I am very fortunate. My entire extended family of more than 50 people moved to Turkey in 2012. I am grateful to this country. It is full of goodwill and willing to take in citizens of other countries. Turkey is my second home.

Aside from teaching at El Menahil, I volunteer in every distribution held at the school. I have also visited more than 60 refugee homes with other volunteers. We gave them blankets and furniture, and we established aid files for the families. When refugees become ill, I help refer them to the Tzu Chi free clinic.

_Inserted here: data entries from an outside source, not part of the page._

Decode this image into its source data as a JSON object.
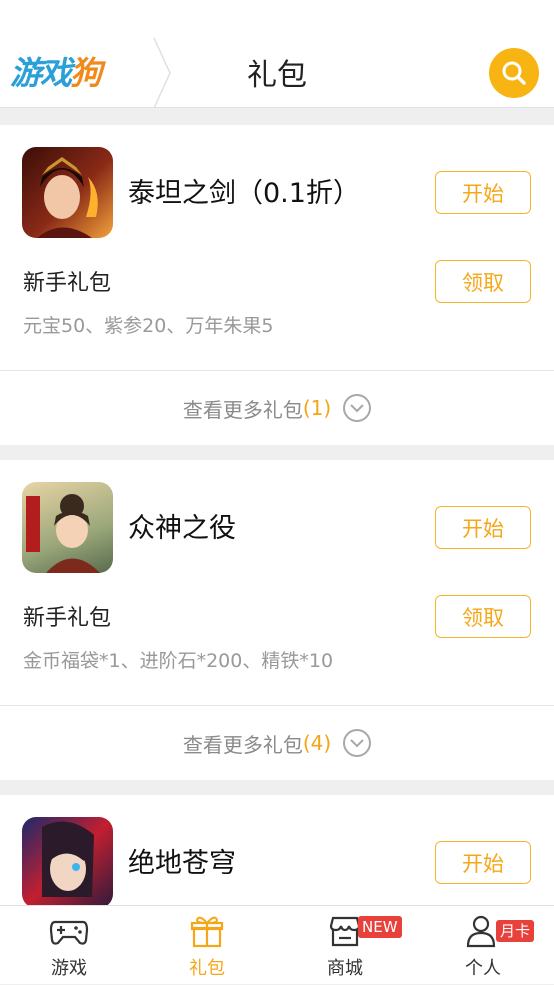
{
  "header": {
    "logo_text_a": "游戏",
    "logo_text_b": "狗",
    "title": "礼包",
    "search_icon": "search-icon"
  },
  "games": [
    {
      "name": "泰坦之剑（0.1折）",
      "start_label": "开始",
      "pack_title": "新手礼包",
      "pack_desc": "元宝50、紫参20、万年朱果5",
      "claim_label": "领取",
      "more_label": "查看更多礼包",
      "more_count": "(1)",
      "icon_colors": [
        "#7a1e12",
        "#e5572b"
      ]
    },
    {
      "name": "众神之役",
      "start_label": "开始",
      "pack_title": "新手礼包",
      "pack_desc": "金币福袋*1、进阶石*200、精铁*10",
      "claim_label": "领取",
      "more_label": "查看更多礼包",
      "more_count": "(4)",
      "icon_colors": [
        "#c9b07a",
        "#6e8b5d"
      ]
    },
    {
      "name": "绝地苍穹",
      "start_label": "开始",
      "icon_colors": [
        "#c71c2a",
        "#1e2f6e"
      ]
    }
  ],
  "tabbar": {
    "items": [
      {
        "label": "游戏",
        "icon": "gamepad-icon"
      },
      {
        "label": "礼包",
        "icon": "gift-icon",
        "active": true
      },
      {
        "label": "商城",
        "icon": "store-icon",
        "badge": "NEW"
      },
      {
        "label": "个人",
        "icon": "person-icon",
        "badge": "月卡"
      }
    ]
  },
  "colors": {
    "accent": "#f6a718",
    "badge": "#e8403a",
    "logo_blue": "#2a9fd8"
  }
}
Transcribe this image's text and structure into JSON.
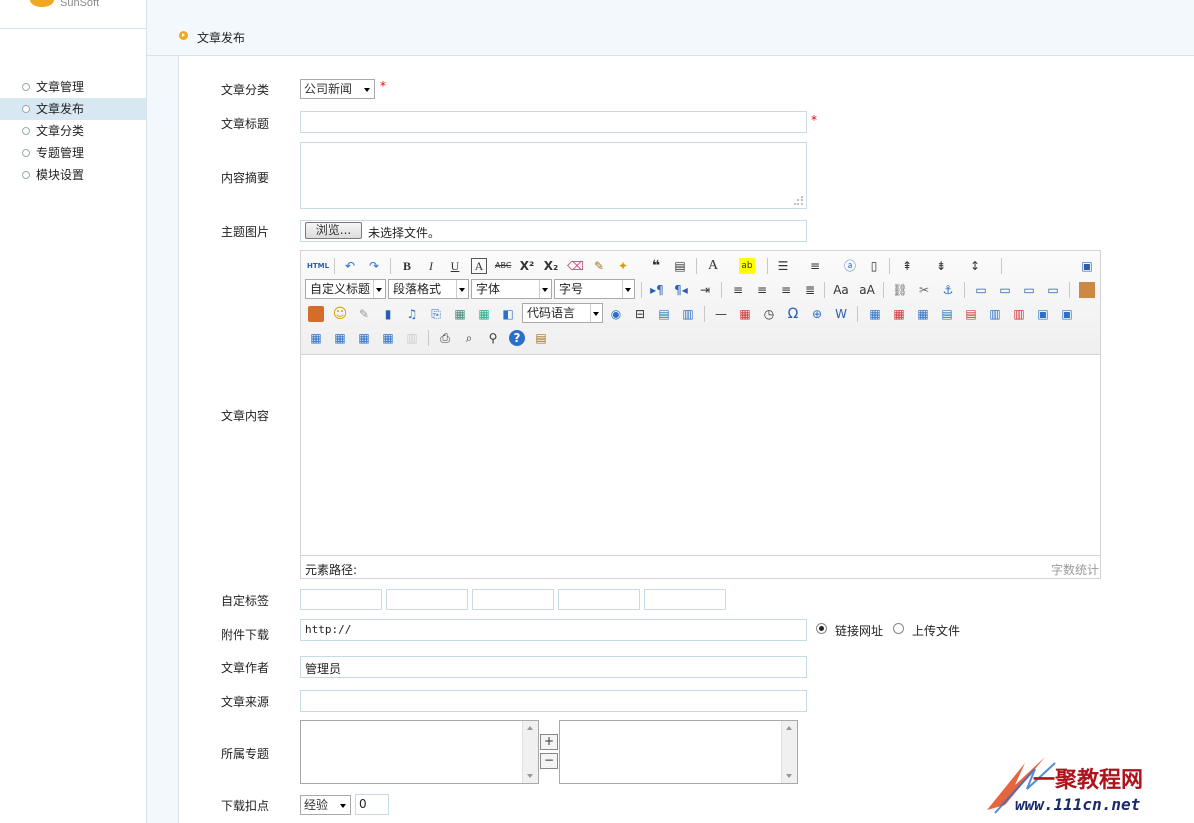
{
  "sidebar": {
    "items": [
      {
        "label": "文章管理"
      },
      {
        "label": "文章发布",
        "active": true
      },
      {
        "label": "文章分类"
      },
      {
        "label": "专题管理"
      },
      {
        "label": "模块设置"
      }
    ]
  },
  "header": {
    "title": "文章发布"
  },
  "form": {
    "category": {
      "label": "文章分类",
      "value": "公司新闻",
      "required": "*"
    },
    "title": {
      "label": "文章标题",
      "value": "",
      "required": "*"
    },
    "summary": {
      "label": "内容摘要",
      "value": ""
    },
    "image": {
      "label": "主题图片",
      "browse": "浏览...",
      "status": "未选择文件。"
    },
    "content": {
      "label": "文章内容",
      "element_path": "元素路径:",
      "word_count": "字数统计"
    },
    "tags": {
      "label": "自定标签"
    },
    "attachment": {
      "label": "附件下载",
      "value": "http://",
      "opt_link": "链接网址",
      "opt_upload": "上传文件"
    },
    "author": {
      "label": "文章作者",
      "value": "管理员"
    },
    "source": {
      "label": "文章来源",
      "value": ""
    },
    "topic": {
      "label": "所属专题",
      "add": "+",
      "remove": "−"
    },
    "download": {
      "label": "下载扣点",
      "type": "经验",
      "value": "0"
    }
  },
  "toolbar": {
    "heading": "自定义标题",
    "paragraph": "段落格式",
    "font": "字体",
    "size": "字号",
    "code": "代码语言",
    "html": "HTML"
  },
  "watermark": {
    "text": "一聚教程网",
    "url": "www.111cn.net"
  },
  "colors": {
    "accent": "#f0a81e",
    "border": "#c7dbe6",
    "active": "#d7e8f3"
  }
}
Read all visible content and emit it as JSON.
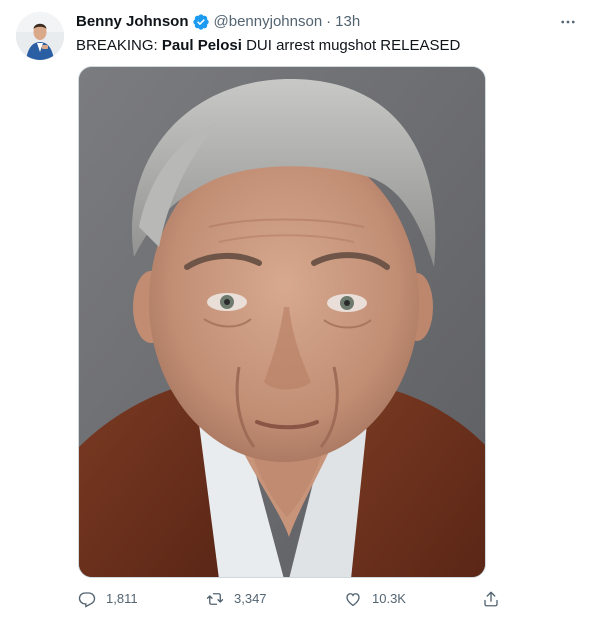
{
  "tweet": {
    "author_name": "Benny Johnson",
    "handle": "@bennyjohnson",
    "separator": "·",
    "time": "13h",
    "text_prefix": "BREAKING: ",
    "text_bold": "Paul Pelosi",
    "text_suffix": " DUI arrest mugshot RELEASED",
    "verified": true
  },
  "icons": {
    "verified": "verified-badge-icon",
    "more": "more-horizontal-icon",
    "reply": "reply-icon",
    "retweet": "retweet-icon",
    "like": "heart-icon",
    "share": "share-icon"
  },
  "actions": {
    "reply_count": "1,811",
    "retweet_count": "3,347",
    "like_count": "10.3K"
  },
  "colors": {
    "verified_blue": "#1d9bf0",
    "text_primary": "#0f1419",
    "text_secondary": "#536471"
  }
}
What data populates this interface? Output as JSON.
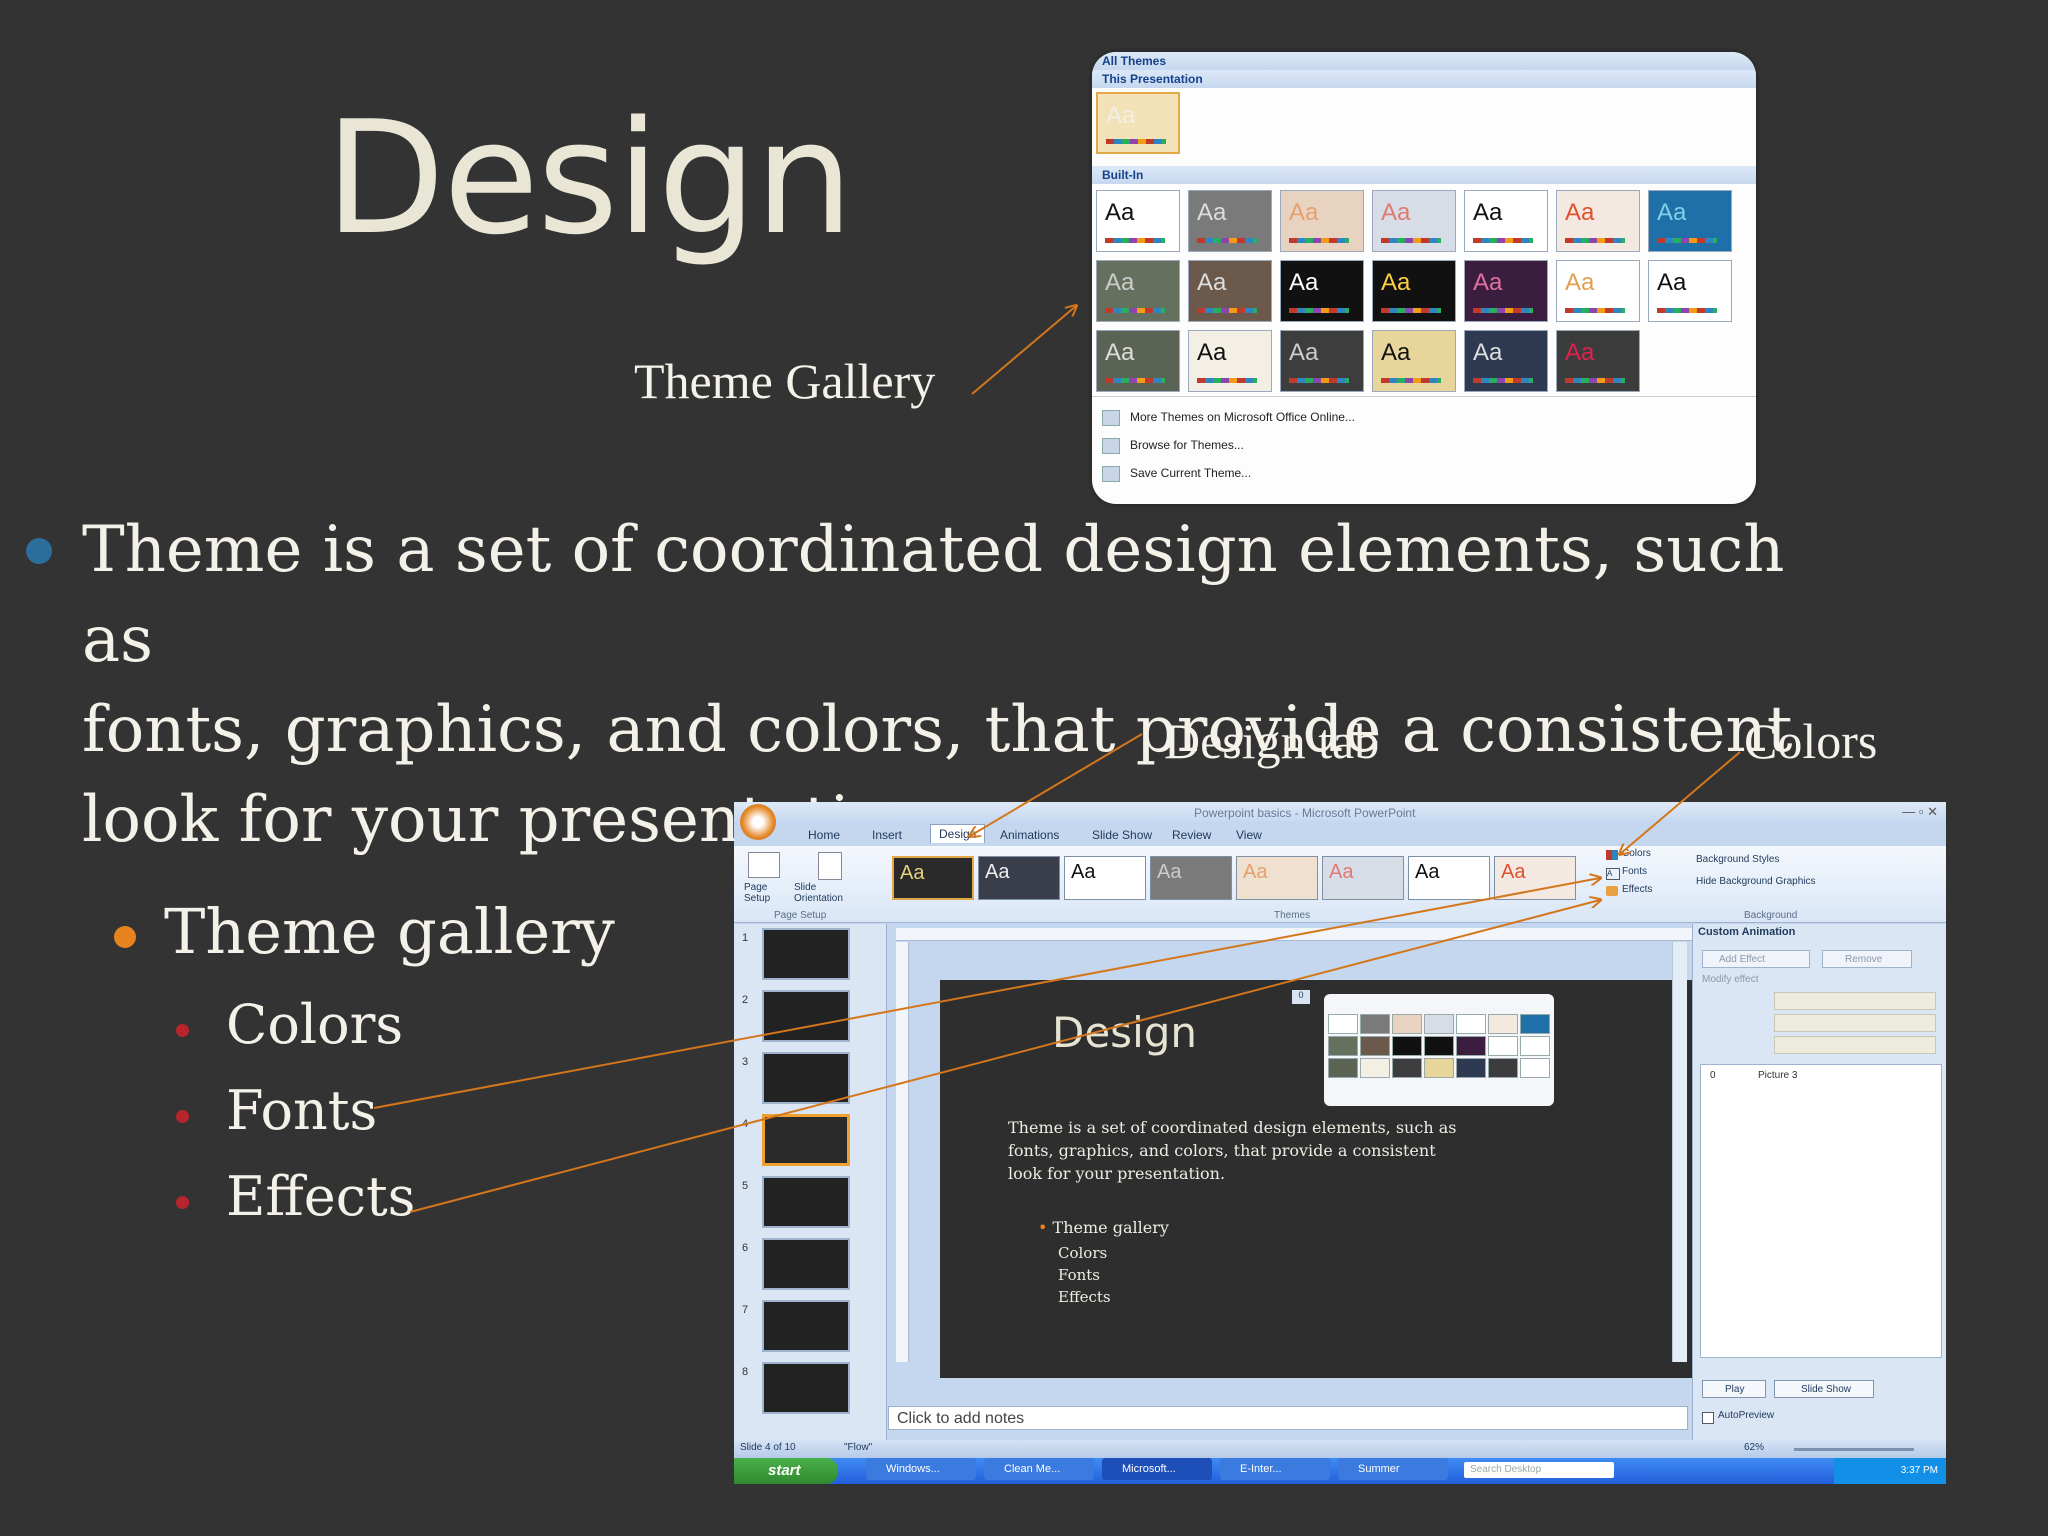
{
  "slide": {
    "title": "Design",
    "callouts": {
      "theme_gallery": "Theme Gallery",
      "design_tab": "Design tab",
      "colors": "Colors"
    },
    "bullet_main": "Theme is a set of coordinated design elements, such as fonts, graphics, and colors, that provide a consistent look for your presentation.",
    "bullet_main_lines": [
      "Theme is a set of coordinated design elements, such as",
      "fonts, graphics, and colors, that provide a consistent",
      "look for your presentation."
    ],
    "sub_bullet": "Theme gallery",
    "sub_sub_bullets": [
      "Colors",
      "Fonts",
      "Effects"
    ],
    "colors": {
      "background": "#333333",
      "bullet1": "#2c6e9b",
      "bullet2": "#e8821e",
      "bullet3": "#b8242c",
      "arrow": "#d4761c"
    }
  },
  "gallery": {
    "all_themes": "All Themes",
    "this_presentation": "This Presentation",
    "built_in": "Built-In",
    "tile_label": "Aa",
    "menu": [
      "More Themes on Microsoft Office Online...",
      "Browse for Themes...",
      "Save Current Theme..."
    ]
  },
  "ppt": {
    "window_title": "Powerpoint basics - Microsoft PowerPoint",
    "tabs": [
      "Home",
      "Insert",
      "Design",
      "Animations",
      "Slide Show",
      "Review",
      "View"
    ],
    "page_setup": [
      "Page Setup",
      "Slide Orientation"
    ],
    "group_labels": [
      "Page Setup",
      "Themes",
      "Background"
    ],
    "theme_buttons": [
      "Colors",
      "Fonts",
      "Effects"
    ],
    "background_buttons": [
      "Background Styles",
      "Hide Background Graphics"
    ],
    "custom_animation": "Custom Animation",
    "add_effect": "Add Effect",
    "remove": "Remove",
    "modify_effect": "Modify effect",
    "anim_item": "Picture 3",
    "play": "Play",
    "slide_show": "Slide Show",
    "autopreview": "AutoPreview",
    "notes": "Click to add notes",
    "status": "Slide 4 of 10",
    "status_theme": "\"Flow\"",
    "zoom": "62%",
    "slide_title": "Design",
    "slide_body": [
      "Theme is a set of coordinated design elements, such as",
      "fonts, graphics, and colors, that provide a consistent",
      "look for your presentation."
    ],
    "slide_sub": "Theme gallery",
    "slide_subsub": [
      "Colors",
      "Fonts",
      "Effects"
    ],
    "taskbar": {
      "start": "start",
      "items": [
        "Windows...",
        "Clean Me...",
        "Microsoft...",
        "E-Inter...",
        "Summer"
      ],
      "search": "Search Desktop",
      "time": "3:37 PM"
    }
  }
}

Professor Cuma and Faisal Hu have made me feel that Tzu Chi will always be with us, that Tzu Chi will always stand by us. This is our school. If we don’t volunteer here, who else will?


Working for Hope

Narrated by Asaad Alnnayer

Text and Photo by Guo Su-fang

Translated by Tang Yau-yang


I am 35 years old and from Syria. This is the fourth year I’ve lived in Turkey.

Most people know very little, just fragments actually, about the situation in my home country. The reality there is much more serious than what has been reported in the mass media. I spent two years of my life in the midst of a civil war. Syria was like a sinking ship.

In 2015, my wife, my 2-year-old son, and I traveled by car to the Syrian border with Turkey. From there we trekked into Turkey. It took us four hours, carrying our son on our backs, to traverse the ten kilometers (6.2 miles) of mountainous road to get into the country. It was the only nation that would accept us at the time. It issued us visas. I will never forget this kindness.

I was a teacher in Syria. I could teach any subject matter; I was enthusiastic about education. I also liked to volunteer. I volunteered for the Red Cross in Syria.

When I saw an ad placed by El Menahil school for teachers, I jumped at it. It seemed like a great opportunity to serve my own people. I have taught at the school ever since.

I teach English at El Menahil. Professor Cuma  and Faisal Hu are like fathers to us there. The family-like atmosphere is why I like the school. Suppose it was you who had escaped war, felt heartbroken and helpless, and faced fierce competition for jobs in a foreign country. If, after all these challenges, someone trusted you unconditionally and helped you, wouldn’t you feel deeply moved? The two of them are like our spiritual pillars.

When I first came to Turkey, I thought that I would return to Syria in a few months. Little could I have imagined that I would still be here four years later. My son is now six years old. I hope that he will be able to attend El Menahil one day, and I also hope that the school’s students can go to study in Taiwan. I like Tzu Chi, so I like Taiwan too.

To be honest, many people have asked me whether Tzu Chi established El Menahil in order to spread Buddhism. My reply to such questioners has always been: “No. Tzu Chi volunteers are a bunch of nice folks sharing their love with us. They don’t have any ulterior motives.”

Working elsewhere might be just for making a living, but here at El Menahil I feel I’m working for hope. I have received much care here. How can I ever pay it back? I will do the same to help others, in the way that Tzu Chi has helped me. From Faisal Hu and Professor Cuma, I’ve learned how to help others from the bottom of my heart.

March 2019